- Given records:
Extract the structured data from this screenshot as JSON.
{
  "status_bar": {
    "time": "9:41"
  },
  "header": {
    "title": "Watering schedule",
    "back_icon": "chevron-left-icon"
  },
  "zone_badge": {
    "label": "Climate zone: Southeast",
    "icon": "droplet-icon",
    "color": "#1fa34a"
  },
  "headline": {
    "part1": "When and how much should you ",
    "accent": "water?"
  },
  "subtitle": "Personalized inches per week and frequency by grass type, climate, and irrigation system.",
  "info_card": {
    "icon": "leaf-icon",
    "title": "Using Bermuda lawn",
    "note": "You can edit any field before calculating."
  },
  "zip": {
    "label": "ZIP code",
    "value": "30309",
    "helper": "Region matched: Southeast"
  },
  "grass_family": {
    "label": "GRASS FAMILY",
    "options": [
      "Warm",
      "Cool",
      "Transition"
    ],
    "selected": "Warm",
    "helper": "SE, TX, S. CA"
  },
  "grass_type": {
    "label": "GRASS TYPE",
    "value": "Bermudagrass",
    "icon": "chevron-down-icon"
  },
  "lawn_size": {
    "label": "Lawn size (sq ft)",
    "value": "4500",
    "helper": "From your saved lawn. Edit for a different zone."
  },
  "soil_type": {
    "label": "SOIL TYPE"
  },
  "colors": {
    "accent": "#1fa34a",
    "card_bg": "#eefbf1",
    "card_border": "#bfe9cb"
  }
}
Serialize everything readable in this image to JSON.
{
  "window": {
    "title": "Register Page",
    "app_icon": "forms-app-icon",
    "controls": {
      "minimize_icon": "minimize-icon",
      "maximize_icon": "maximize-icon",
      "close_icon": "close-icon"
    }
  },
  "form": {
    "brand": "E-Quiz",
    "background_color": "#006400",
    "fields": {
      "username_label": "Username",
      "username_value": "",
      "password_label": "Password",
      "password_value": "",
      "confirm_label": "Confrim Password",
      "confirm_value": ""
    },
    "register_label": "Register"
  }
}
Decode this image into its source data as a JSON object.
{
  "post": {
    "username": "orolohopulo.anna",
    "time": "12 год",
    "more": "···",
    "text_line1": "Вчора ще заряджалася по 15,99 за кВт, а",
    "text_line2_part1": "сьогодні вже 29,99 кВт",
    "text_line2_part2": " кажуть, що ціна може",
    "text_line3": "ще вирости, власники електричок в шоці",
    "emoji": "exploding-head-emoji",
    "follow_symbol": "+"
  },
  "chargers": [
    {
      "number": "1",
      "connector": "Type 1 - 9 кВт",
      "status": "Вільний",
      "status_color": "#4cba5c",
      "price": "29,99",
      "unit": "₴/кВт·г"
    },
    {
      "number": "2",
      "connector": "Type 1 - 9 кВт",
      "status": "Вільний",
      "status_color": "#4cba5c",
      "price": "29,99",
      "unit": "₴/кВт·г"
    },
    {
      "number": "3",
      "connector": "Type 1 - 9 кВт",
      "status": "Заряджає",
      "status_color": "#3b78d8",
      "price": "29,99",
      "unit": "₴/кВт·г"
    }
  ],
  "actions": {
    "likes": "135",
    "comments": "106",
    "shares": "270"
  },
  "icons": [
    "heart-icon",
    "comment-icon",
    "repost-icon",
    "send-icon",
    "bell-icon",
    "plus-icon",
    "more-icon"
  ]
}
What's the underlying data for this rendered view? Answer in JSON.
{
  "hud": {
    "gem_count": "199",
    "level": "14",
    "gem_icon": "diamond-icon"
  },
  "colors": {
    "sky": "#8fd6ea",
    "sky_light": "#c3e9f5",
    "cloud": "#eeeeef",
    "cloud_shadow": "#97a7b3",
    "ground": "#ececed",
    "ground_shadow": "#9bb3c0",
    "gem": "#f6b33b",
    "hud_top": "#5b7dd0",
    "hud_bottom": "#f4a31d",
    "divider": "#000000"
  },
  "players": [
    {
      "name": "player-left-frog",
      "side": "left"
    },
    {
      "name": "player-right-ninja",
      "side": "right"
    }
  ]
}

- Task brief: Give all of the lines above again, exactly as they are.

- Exercise output:
Extract the structured data from this screenshot as JSON.
{
  "status_bar": {
    "time": "9:41"
  },
  "header": {
    "title": "Watering schedule",
    "back_icon": "chevron-left-icon"
  },
  "zone_badge": {
    "label": "Climate zone: Southeast",
    "icon": "droplet-icon",
    "color": "#1fa34a"
  },
  "headline": {
    "part1": "When and how much should you ",
    "accent": "water?"
  },
  "subtitle": "Personalized inches per week and frequency by grass type, climate, and irrigation system.",
  "info_card": {
    "icon": "leaf-icon",
    "title": "Using Bermuda lawn",
    "note": "You can edit any field before calculating."
  },
  "zip": {
    "label": "ZIP code",
    "value": "30309",
    "helper": "Region matched: Southeast"
  },
  "grass_family": {
    "label": "GRASS FAMILY",
    "options": [
      "Warm",
      "Cool",
      "Transition"
    ],
    "selected": "Warm",
    "helper": "SE, TX, S. CA"
  },
  "grass_type": {
    "label": "GRASS TYPE",
    "value": "Bermudagrass",
    "icon": "chevron-down-icon"
  },
  "lawn_size": {
    "label": "Lawn size (sq ft)",
    "value": "4500",
    "helper": "From your saved lawn. Edit for a different zone."
  },
  "soil_type": {
    "label": "SOIL TYPE"
  },
  "colors": {
    "accent": "#1fa34a",
    "card_bg": "#eefbf1",
    "card_border": "#bfe9cb"
  }
}
Serialize everything readable in this image to JSON.
{
  "window": {
    "title": "Register Page",
    "app_icon": "forms-app-icon",
    "controls": {
      "minimize_icon": "minimize-icon",
      "maximize_icon": "maximize-icon",
      "close_icon": "close-icon"
    }
  },
  "form": {
    "brand": "E-Quiz",
    "background_color": "#006400",
    "fields": {
      "username_label": "Username",
      "username_value": "",
      "password_label": "Password",
      "password_value": "",
      "confirm_label": "Confrim Password",
      "confirm_value": ""
    },
    "register_label": "Register"
  }
}
Decode this image into its source data as a JSON object.
{
  "post": {
    "username": "orolohopulo.anna",
    "time": "12 год",
    "more": "···",
    "text_line1": "Вчора ще заряджалася по 15,99 за кВт, а",
    "text_line2_part1": "сьогодні вже 29,99 кВт",
    "text_line2_part2": " кажуть, що ціна може",
    "text_line3": "ще вирости, власники електричок в шоці",
    "emoji": "exploding-head-emoji",
    "follow_symbol": "+"
  },
  "chargers": [
    {
      "number": "1",
      "connector": "Type 1 - 9 кВт",
      "status": "Вільний",
      "status_color": "#4cba5c",
      "price": "29,99",
      "unit": "₴/кВт·г"
    },
    {
      "number": "2",
      "connector": "Type 1 - 9 кВт",
      "status": "Вільний",
      "status_color": "#4cba5c",
      "price": "29,99",
      "unit": "₴/кВт·г"
    },
    {
      "number": "3",
      "connector": "Type 1 - 9 кВт",
      "status": "Заряджає",
      "status_color": "#3b78d8",
      "price": "29,99",
      "unit": "₴/кВт·г"
    }
  ],
  "actions": {
    "likes": "135",
    "comments": "106",
    "shares": "270"
  },
  "icons": [
    "heart-icon",
    "comment-icon",
    "repost-icon",
    "send-icon",
    "bell-icon",
    "plus-icon",
    "more-icon"
  ]
}
What's the underlying data for this rendered view? Answer in JSON.
{
  "hud": {
    "gem_count": "199",
    "level": "14",
    "gem_icon": "diamond-icon"
  },
  "colors": {
    "sky": "#8fd6ea",
    "sky_light": "#c3e9f5",
    "cloud": "#eeeeef",
    "cloud_shadow": "#97a7b3",
    "ground": "#ececed",
    "ground_shadow": "#9bb3c0",
    "gem": "#f6b33b",
    "hud_top": "#5b7dd0",
    "hud_bottom": "#f4a31d",
    "divider": "#000000"
  },
  "players": [
    {
      "name": "player-left-frog",
      "side": "left"
    },
    {
      "name": "player-right-ninja",
      "side": "right"
    }
  ]
}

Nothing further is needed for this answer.